“The mechanics, if they start to sleep, we let them sleep, and we’ll only wake them if there’s a problem or there’s a pit stop. The others drivers can rest, but we always make sure we have a driver in the box, in case something happens.” Aude pauses as a message comes through the headset. Mechanics, complete with Hi-Vis vests, start moving into the pit box. With them is a suited-and-booted Jean-François Demorge. As if the message has reminded her, Aude-Marie explains the pit stop procedure.
“When [Frédéric] gets out of the car, the first thing he’ll do is come to the engineer and give feedback on his stint: ‘is the car okay’, ‘is the strategy working’, etc. Always immediately after, because [Jean-Francois] will be on his outlaps and the stint is fresh in Frédéric’s mind.”

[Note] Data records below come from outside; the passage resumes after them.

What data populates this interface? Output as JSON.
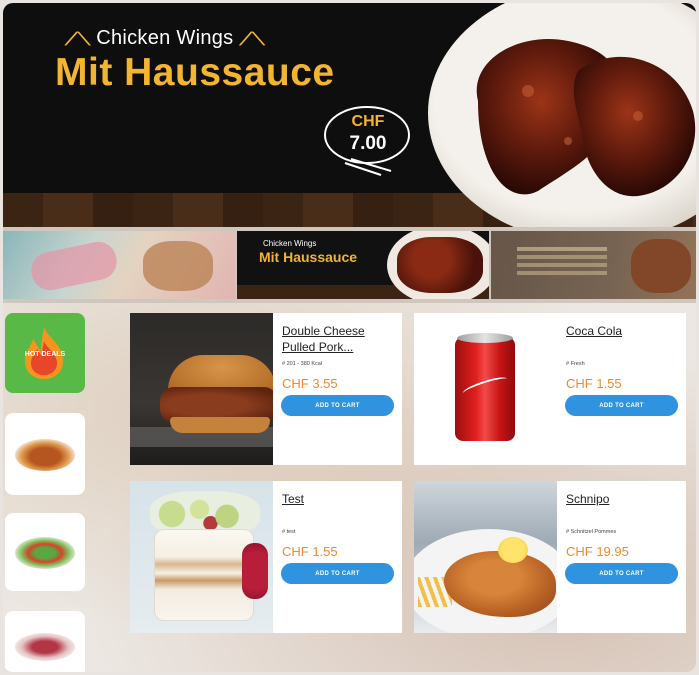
{
  "hero": {
    "subtitle": "Chicken Wings",
    "title": "Mit Haussauce",
    "price_currency": "CHF",
    "price_value": "7.00"
  },
  "carousel": {
    "slide2_subtitle": "Chicken Wings",
    "slide2_title": "Mit Haussauce"
  },
  "categories": [
    {
      "label": "HOT DEALS"
    }
  ],
  "products": [
    {
      "title": "Double Cheese Pulled Pork...",
      "meta": "# 201 - 380 Kcal",
      "price": "CHF 3.55",
      "button": "ADD TO CART"
    },
    {
      "title": "Coca Cola",
      "meta": "# Fresh",
      "price": "CHF 1.55",
      "button": "ADD TO CART"
    },
    {
      "title": "Test",
      "meta": "# test",
      "price": "CHF 1.55",
      "button": "ADD TO CART"
    },
    {
      "title": "Schnipo",
      "meta": "# Schnitzel Pommes",
      "price": "CHF 19.95",
      "button": "ADD TO CART"
    }
  ],
  "colors": {
    "accent_yellow": "#f2b531",
    "hot_deals_green": "#58b947",
    "button_blue": "#2f93e0",
    "price_orange": "#f08a2c"
  },
  "icons": {
    "hot_deals": "flame-icon",
    "sparkle": "sparkle-icon"
  }
}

Soon after, a siren alerts everyone to a car moving down pit road. Aude-Marie, an apologetic hand raised, dashes to the front of the garage. The blue lights of the 911 rather than the green of the 912 appear stage left, the mechanics diving in to change the tyres as jacks raise the front and rear of the car simultaneously. Our pit perch trio turn in unison to watch.
A mechanic in a green vest gets Frédéric’s belts off and hoists him out of the seat, Jean-Francois going in the opposite direction. The door is slammed shut as a mechanic wipes down the windscreen, Frédéric pulling off his gloves as he walks back into the garage for his “immediate” debrief. In front of him are a few hours of sleep, a bite to eat, and possibly a chat with radiolemans.com’s Shea Adam. I also can’t help but notice the bevvy of ‘24H SERIES’ scrutineer stickers plastered across his helmet. The enthusiasm of the team manager-cum-driver is almost palpable.
We leave the Lanester brigade in peace to get on with their work, but do stop at the ‘Lorient et Brest’ tent for a peruse of the menu. Ooh, chicken and pesto for the drivers tonight!